Tuesday, January 13, 2015
They Aren't Our Stories Anymore
I recently did a critique exchange with an old school chum. He has written a corker of a novel about a Walter Mitty type character who discovers a means of making instant copies of himself. It's a brilliant premise and he has created a thought-provoking story that was a pleasure to read.
During the critique process, we exchanged a series of emails in which we discussed our efforts. He finished mine first (I'm a slow reader) and he sent me his critique. He liked my story even though he is an atheist. He was gracious enough to put his world-view to one side while he read my novel. He had one criticism, which we discussed.
A few weeks later (I'm a very slow reader) I sent him my critique. I, too, had one small problem with his story. We discussed it, although I did sense some frustration from him that I did not get what he was trying to achieve. He explained that I had to read it in a certain way and that this would resolve my concern. I felt his frustration because he is possibly the smartest guy I know and I could see what he was trying to do, but only after he explained it to me. While reading the novel, however, I simply just did not see it that way.
So was he correct? Did I make a mistake in how I read the novel? Did I miss my friend's intentions by reading the work the wrong way?
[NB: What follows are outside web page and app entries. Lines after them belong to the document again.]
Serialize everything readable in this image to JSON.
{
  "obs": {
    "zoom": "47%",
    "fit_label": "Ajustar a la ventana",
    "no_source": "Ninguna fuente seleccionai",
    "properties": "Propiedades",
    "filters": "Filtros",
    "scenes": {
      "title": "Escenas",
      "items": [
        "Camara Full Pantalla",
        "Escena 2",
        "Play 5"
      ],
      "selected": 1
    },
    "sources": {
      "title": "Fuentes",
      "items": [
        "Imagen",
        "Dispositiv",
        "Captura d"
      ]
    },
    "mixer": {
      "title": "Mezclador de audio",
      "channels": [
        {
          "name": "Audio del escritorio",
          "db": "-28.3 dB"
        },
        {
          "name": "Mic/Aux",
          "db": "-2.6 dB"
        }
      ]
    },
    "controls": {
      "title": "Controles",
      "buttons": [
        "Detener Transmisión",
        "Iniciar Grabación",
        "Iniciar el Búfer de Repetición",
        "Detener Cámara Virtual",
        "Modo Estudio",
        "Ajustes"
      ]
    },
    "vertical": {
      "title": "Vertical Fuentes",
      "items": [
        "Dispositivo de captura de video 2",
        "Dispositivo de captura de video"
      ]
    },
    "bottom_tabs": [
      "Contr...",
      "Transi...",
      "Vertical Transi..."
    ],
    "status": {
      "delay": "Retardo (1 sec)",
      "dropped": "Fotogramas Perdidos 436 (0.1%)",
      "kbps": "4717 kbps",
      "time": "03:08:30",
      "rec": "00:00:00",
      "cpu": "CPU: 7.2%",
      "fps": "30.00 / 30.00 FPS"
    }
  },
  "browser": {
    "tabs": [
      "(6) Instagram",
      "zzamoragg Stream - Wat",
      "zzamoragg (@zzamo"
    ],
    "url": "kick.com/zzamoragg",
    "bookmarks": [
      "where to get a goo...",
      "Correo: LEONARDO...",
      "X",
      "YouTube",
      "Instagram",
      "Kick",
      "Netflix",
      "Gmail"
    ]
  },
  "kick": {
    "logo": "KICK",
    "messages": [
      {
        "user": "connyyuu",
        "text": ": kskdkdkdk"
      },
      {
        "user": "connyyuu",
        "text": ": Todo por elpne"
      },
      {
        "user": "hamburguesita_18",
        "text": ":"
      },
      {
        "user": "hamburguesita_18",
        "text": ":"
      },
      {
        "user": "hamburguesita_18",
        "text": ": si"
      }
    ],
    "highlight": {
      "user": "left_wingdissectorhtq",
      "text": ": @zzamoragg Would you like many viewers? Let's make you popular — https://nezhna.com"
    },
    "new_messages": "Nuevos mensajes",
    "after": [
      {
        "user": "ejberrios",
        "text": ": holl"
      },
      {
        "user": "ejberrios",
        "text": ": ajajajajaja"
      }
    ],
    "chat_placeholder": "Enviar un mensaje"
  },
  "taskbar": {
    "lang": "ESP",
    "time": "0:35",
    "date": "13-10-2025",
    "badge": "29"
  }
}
In hindsight, the story did make more sense and my criticism felt a little heavy-handed, but this is one of the many challenges inherent in writing a novel.
In my school days our English teachers would sometimes assign a set book for us to read. Our task was to read the book, and then explain what the story was about. Most of the time we saw the book at face value. Every now and then, however, we uncovered deeper meanings buried in the subtext. I marvelled at how clever these authors were to craft stories with so much depth.
Years later, I heard of an interview with an author whose story had been selected as a set book for the school curriculum. When asked how he came up with such interesting themes, he responded by saying that he had not. All he had done was write the story. It was the readers who later "discovered" the treasures hidden within. It was their interpretations, not his, that they were seeing.
Just recently, I was watching the DVD extras for a dramatic film which explores how people react under stress. One clip was an interview with the screenwriter who discussed the differences between how he saw the story and how cinema goers interpreted it. What he said was that, once the script passed from him to the director it was no longer his story but the director's. Then, when the actors took over, it became their story. Finally, upon being shown at cinemas, the story belonged to whoever bought a ticket. By the time it hit the screen, he said, it had long ago stopped being "his" story.
I found this to be a fascinating insight and it has definitely changed how I see what we do. We may toil for months on a project, and we may certainly see its themes and nuances, but once it is placed in the hands of our readers, it stops being "our" story. The story belongs to our readers and it is up to them how they interpret it.
This, to me, is both exhilarating and a little bit scary. What if they don't get what we're trying to say? What if they miss the point? To be honest, it probably doesn't matter. And if we're lucky they may find hidden treasure that we didn't even know we'd buried there.
Happy writing for 2015.